In another episode, a nuclear scientist is kidnapped and brainwashed by Borokiren, head of a spy ring, plotting to destroy “Nation A” with “super hydrogen bombs.” Rocket Tarō rescues the abducted scientist, destroys their space station, and things turn out fine. Other episodes involve man-eating plants in Lake Ashinoko in the hot spring resort of Hakone, and a science expedition to the South Pole imperiled by flying dinosaurs and Martian-like Antarcticans. Like the original Superman stories, Rocket Tarō’s adventures are quick, breezy with explanation, and just about over before they begin, most chapters crunched into 8 pages installments.
Like Here comes Shōnen Tarzan for Shōnen Gahō, Omoshiro Book also persisted in calling Rocket Tarō an “adventure emonogatari” (“bōken emonogatari”) against all visible that this was not a traditional picture story. Going back to the pages of early Bōkatsu in the late 1940s, it’s clear that “emonogatari” covered many different things, from strictly divided panel, text, panel, text formats, to sequential illustrations with expository text inside their frames, and dynamic American-style panel layouts with exposition and speech balloons alike. While in some cases indebted to prewar illustration, stories, and kamishibai, clearly non-Japanese influences were stronger. Emonogatari rose, after all, during the Occupation, and developed during a decade (the 50s) in which publishers, film distributors, and television networks vigorously imported American entertainment.
If manga history is oftentimes narrated as if postwar Japan was a cultural island, perhaps it has something to do with the fact that American comics and things inspired by them were given a different name. When emonogatari faded from youth magazines in the late 50s, and the term itself was retired from circulation, this American heritage was also largely forgotten, giving rise to the illusion that sixties shōnen manga came out of a “Tezuka tradition” (essentially an Americanization worked through and naturalized during the Occupation), a more earthy popular culture tradition (the discourse around early Garo is paradigmatic), or a mixture of the two. When a proudly American-influenced gekiga appeared on the scene in the late 1960s, critics acted surprised and heralded the coming of American-style comics in Japan (seen as ominous by some), whereas in fact such “mixed-race” comics had existed all along. It seems to me that late stage emonogatari helped to naturalize the Americanized youth culture of the Occupation and post-Occupation period – sublimating the influences of “ten-cent comics” within a more generalized language of paneling, balloons, and action – and making it usable without obvious markers of “foreign-ness” for 60s shōnen manga and gekiga.

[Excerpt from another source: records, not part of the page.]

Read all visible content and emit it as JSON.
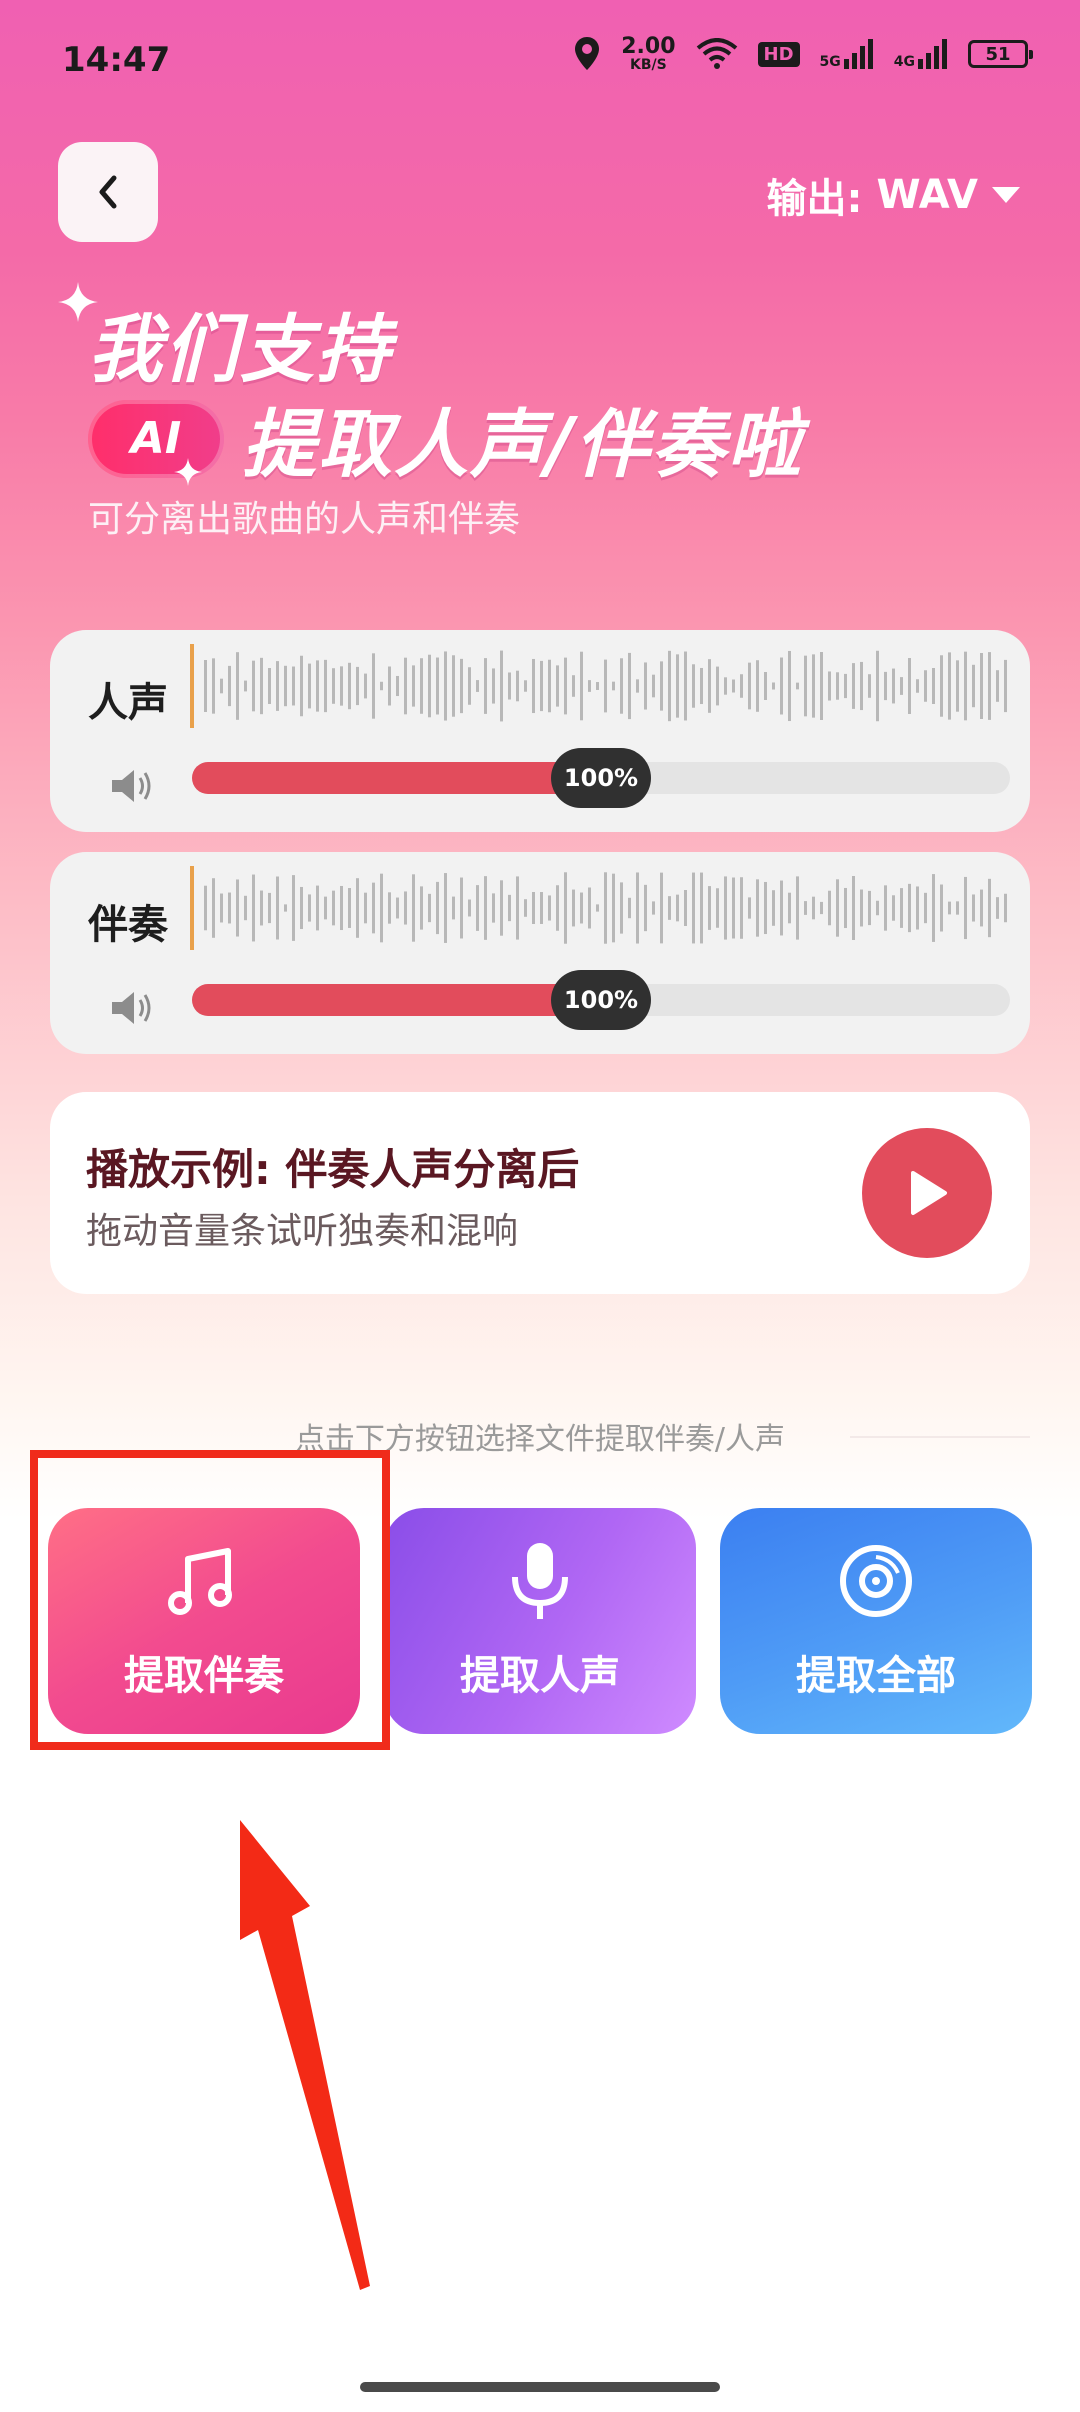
{
  "status_bar": {
    "time": "14:47",
    "net_speed_value": "2.00",
    "net_speed_unit": "KB/S",
    "hd_badge": "HD",
    "sim1_label": "5G",
    "sim2_label": "4G",
    "battery": "51"
  },
  "header": {
    "output_label": "输出:",
    "output_format": "WAV"
  },
  "hero": {
    "line1": "我们支持",
    "ai_badge": "AI",
    "line2": "提取人声/伴奏啦",
    "subtitle": "可分离出歌曲的人声和伴奏"
  },
  "tracks": [
    {
      "label": "人声",
      "volume_text": "100%",
      "slider_level": 0.5
    },
    {
      "label": "伴奏",
      "volume_text": "100%",
      "slider_level": 0.5
    }
  ],
  "example": {
    "title": "播放示例: 伴奏人声分离后",
    "subtitle": "拖动音量条试听独奏和混响"
  },
  "hint": "点击下方按钮选择文件提取伴奏/人声",
  "actions": [
    {
      "label": "提取伴奏"
    },
    {
      "label": "提取人声"
    },
    {
      "label": "提取全部"
    }
  ],
  "colors": {
    "accent": "#e24c5c",
    "annotation": "#f02b1b"
  }
}
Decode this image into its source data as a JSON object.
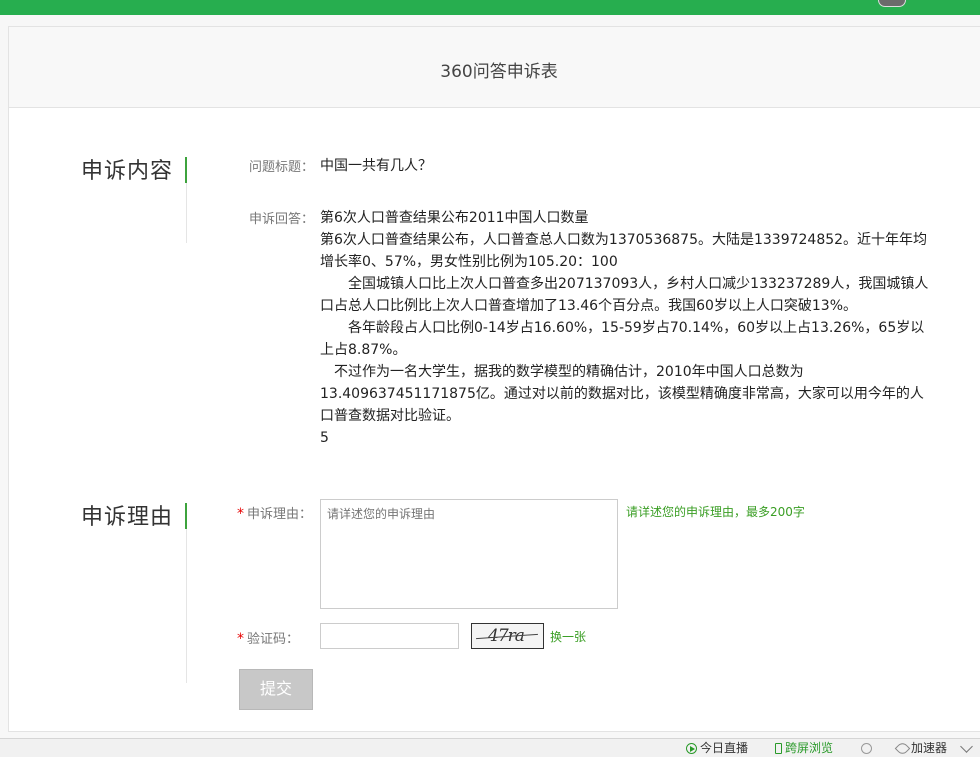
{
  "form": {
    "title": "360问答申诉表"
  },
  "content_section": {
    "heading": "申诉内容",
    "question_label": "问题标题：",
    "question": "中国一共有几人？",
    "answer_label": "申诉回答：",
    "answer_lines": [
      "第6次人口普查结果公布2011中国人口数量",
      "第6次人口普查结果公布，人口普查总人口数为1370536875。大陆是1339724852。近十年年均增长率0、57%，男女性别比例为105.20：100",
      "　　全国城镇人口比上次人口普查多出207137093人，乡村人口减少133237289人，我国城镇人口占总人口比例比上次人口普查增加了13.46个百分点。我国60岁以上人口突破13%。",
      "　　各年龄段占人口比例0-14岁占16.60%，15-59岁占70.14%，60岁以上占13.26%，65岁以上占8.87%。",
      "　不过作为一名大学生，据我的数学模型的精确估计，2010年中国人口总数为13.409637451171875亿。通过对以前的数据对比，该模型精确度非常高，大家可以用今年的人口普查数据对比验证。",
      "5"
    ]
  },
  "reason_section": {
    "heading": "申诉理由",
    "required_mark": "*",
    "reason_label": "申诉理由：",
    "reason_placeholder": "请详述您的申诉理由",
    "reason_hint": "请详述您的申诉理由，最多200字",
    "captcha_label": "验证码：",
    "captcha_value": "",
    "captcha_image_text": "47ra",
    "refresh_label": "换一张",
    "submit_label": "提交"
  },
  "statusbar": {
    "items": [
      {
        "label": "今日直播",
        "icon": "play-icon"
      },
      {
        "label": "跨屏浏览",
        "icon": "phone-icon"
      },
      {
        "label": "",
        "icon": "refresh-circle-icon"
      },
      {
        "label": "加速器",
        "icon": "rocket-icon"
      }
    ]
  },
  "colors": {
    "topbar": "#27ae4f",
    "accent_green": "#3a9e24",
    "required_red": "#e60000",
    "submit_disabled": "#c8c8c8"
  }
}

For those who persist in seeing emonogatari as “printed kamishibai,” they should keep in mind that less than ten years after the war, the same name meant American-type “comics.”